# RECORDS FOR THIS EXERCISE:
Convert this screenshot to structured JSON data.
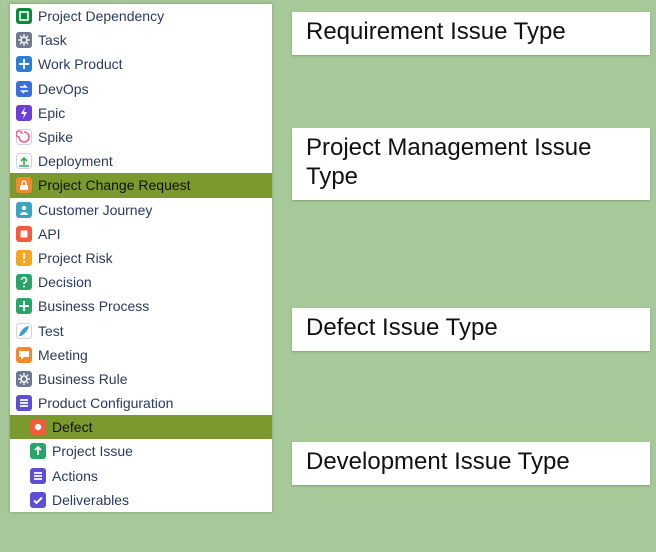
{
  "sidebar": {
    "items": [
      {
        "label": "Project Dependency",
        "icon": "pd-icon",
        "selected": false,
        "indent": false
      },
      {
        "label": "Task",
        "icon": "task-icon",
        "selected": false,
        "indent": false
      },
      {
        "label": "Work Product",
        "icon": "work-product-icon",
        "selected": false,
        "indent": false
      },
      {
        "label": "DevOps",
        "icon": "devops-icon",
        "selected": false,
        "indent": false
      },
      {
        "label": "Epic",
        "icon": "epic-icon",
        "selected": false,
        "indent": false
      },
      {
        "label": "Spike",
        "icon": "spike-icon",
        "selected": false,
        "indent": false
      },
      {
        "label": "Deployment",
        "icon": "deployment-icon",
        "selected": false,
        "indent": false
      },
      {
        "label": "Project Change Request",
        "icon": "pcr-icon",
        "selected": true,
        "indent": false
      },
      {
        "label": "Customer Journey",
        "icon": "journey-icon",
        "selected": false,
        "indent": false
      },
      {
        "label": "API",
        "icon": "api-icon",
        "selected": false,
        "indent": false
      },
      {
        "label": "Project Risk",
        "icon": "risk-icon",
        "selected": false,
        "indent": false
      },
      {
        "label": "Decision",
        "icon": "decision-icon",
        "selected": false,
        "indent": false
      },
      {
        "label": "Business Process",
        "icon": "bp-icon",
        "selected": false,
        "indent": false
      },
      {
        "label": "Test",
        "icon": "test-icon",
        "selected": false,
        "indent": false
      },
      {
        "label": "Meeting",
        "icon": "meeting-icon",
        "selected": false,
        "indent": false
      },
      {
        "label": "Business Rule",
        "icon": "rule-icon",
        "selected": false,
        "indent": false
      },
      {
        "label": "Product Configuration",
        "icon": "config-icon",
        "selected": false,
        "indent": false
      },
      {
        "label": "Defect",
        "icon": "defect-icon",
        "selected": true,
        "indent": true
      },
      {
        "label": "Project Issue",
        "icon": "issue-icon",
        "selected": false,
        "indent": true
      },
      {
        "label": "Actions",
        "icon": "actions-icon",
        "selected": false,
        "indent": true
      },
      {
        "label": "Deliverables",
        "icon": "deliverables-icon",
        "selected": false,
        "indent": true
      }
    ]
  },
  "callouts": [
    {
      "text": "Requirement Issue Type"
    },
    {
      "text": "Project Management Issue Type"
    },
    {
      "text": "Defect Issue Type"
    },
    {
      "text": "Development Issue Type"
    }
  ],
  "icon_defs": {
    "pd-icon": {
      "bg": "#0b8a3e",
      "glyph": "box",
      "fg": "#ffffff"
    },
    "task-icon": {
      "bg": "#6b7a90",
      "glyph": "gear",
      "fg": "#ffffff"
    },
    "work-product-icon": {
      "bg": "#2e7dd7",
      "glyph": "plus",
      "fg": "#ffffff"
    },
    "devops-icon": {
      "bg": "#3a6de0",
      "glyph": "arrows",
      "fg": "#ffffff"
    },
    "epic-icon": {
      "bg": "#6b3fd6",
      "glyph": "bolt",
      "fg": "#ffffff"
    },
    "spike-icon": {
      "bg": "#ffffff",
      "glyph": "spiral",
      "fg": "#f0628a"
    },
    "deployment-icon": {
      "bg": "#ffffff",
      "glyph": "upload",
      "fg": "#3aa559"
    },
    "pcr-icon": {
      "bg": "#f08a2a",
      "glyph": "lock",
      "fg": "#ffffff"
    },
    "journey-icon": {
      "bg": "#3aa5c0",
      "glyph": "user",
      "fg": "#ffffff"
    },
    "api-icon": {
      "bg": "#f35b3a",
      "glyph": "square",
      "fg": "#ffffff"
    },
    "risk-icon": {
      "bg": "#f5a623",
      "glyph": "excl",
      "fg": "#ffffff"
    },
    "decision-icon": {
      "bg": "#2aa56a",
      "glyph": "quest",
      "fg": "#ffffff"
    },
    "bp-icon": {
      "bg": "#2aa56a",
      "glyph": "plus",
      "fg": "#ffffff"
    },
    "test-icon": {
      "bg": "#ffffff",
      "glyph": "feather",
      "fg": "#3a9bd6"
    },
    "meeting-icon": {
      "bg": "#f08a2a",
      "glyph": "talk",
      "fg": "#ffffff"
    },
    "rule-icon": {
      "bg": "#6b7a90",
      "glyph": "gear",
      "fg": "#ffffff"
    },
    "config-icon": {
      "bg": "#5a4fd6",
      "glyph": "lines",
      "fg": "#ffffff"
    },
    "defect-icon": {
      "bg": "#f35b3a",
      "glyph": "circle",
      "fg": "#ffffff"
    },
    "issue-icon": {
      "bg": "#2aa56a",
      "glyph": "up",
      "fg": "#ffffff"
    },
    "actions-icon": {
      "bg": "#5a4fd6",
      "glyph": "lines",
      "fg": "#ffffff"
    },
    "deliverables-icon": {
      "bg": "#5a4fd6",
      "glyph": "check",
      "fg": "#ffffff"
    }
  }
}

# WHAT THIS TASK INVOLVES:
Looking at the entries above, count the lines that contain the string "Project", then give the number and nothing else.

# RESULT OF THIS TASK:
5